Compare any two graphics cards:
GeForce GT 640 DDR3 vs Radeon HD 4850 2GB
IntroThe GeForce GT 640 DDR3 has a core clock frequency of 900 MHz and a DDR3 memory frequency of 1782 MHz. It also makes use of a 128-bit bus, and makes use of a 28 nm design. It features 384 SPUs, 32 Texture Address Units, and 16 ROPs.
Compare those specs to the Radeon HD 4850 2GB, which features core clock speeds of 625 MHz on the GPU, and 993 MHz on the 2048 MB of GDDR4 memory. It features 800(160x5) SPUs along with 40 Texture Address Units and 16 Rasterization Operator Units.
(No game benchmarks for this combination yet.)
Power Usage and Theoretical Benchmarks
Power Consumption (Max TDP)
The Radeon HD 4850 2GB should theoretically be a small bit faster than the GeForce GT 640 DDR3 overall. (explain)
Texel RateThe GeForce GT 640 DDR3 will be a bit (more or less 15%) faster with regards to anisotropic filtering than the Radeon HD 4850 2GB. (explain)
Pixel RateIf using a high screen resolution is important to you, then the GeForce GT 640 DDR3 is a better choice, and very much so. (explain)
Please note that the above 'benchmarks' are all just theoretical - the results were calculated based on the card's specifications, and real-world performance may (and probably will) vary at least a bit.
Please note that the price comparisons are based on search keywords - sometimes it might show cards with very similar names that are not exactly the same as the one chosen in the comparison.
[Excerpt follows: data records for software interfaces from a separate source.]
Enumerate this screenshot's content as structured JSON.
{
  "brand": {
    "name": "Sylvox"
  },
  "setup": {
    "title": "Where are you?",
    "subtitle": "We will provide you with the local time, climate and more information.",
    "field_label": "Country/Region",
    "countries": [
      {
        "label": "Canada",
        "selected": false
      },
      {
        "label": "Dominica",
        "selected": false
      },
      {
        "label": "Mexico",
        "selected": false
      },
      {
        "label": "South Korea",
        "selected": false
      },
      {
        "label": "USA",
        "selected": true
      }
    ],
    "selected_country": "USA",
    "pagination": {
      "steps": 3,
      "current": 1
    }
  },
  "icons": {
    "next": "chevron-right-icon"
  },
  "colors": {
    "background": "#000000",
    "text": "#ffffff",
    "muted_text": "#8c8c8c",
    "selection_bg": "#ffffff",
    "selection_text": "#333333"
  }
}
We do try to filter out the wrong results as best we can, though.
Memory Bandwidth: Bandwidth is the max amount of data (measured in MB per second) that can be moved over the external memory interface within a second. It's calculated by multiplying the card's interface width by its memory speed. If the card has DDR type RAM, the result should be multiplied by 2 once again. If DDR5, multiply by 4 instead. The higher the bandwidth is, the better the card will be in general. It especially helps with anti-aliasing, HDR and higher screen resolutions.
Texel Rate: Texel rate is the maximum amount of texture map elements (texels) that are processed per second. This is worked out by multiplying the total texture units by the core speed of the chip. The better the texel rate, the better the card will be at texture filtering (anisotropic filtering - AF). It is measured in millions of texels processed in one second.
Pixel Rate: Pixel rate is the maximum amount of pixels the graphics card can possibly record to its local memory in a second - measured in millions of pixels per second. The figure is calculated by multiplying the number of Raster Operations Pipelines by the the core clock speed. ROPs (Raster Operations Pipelines - also called Render Output Units) are responsible for drawing the pixels (image) on the screen. The actual pixel rate is also dependant on lots of other factors, especially the memory bandwidth - the lower the bandwidth is, the lower the ability to reach the maximum fill rate.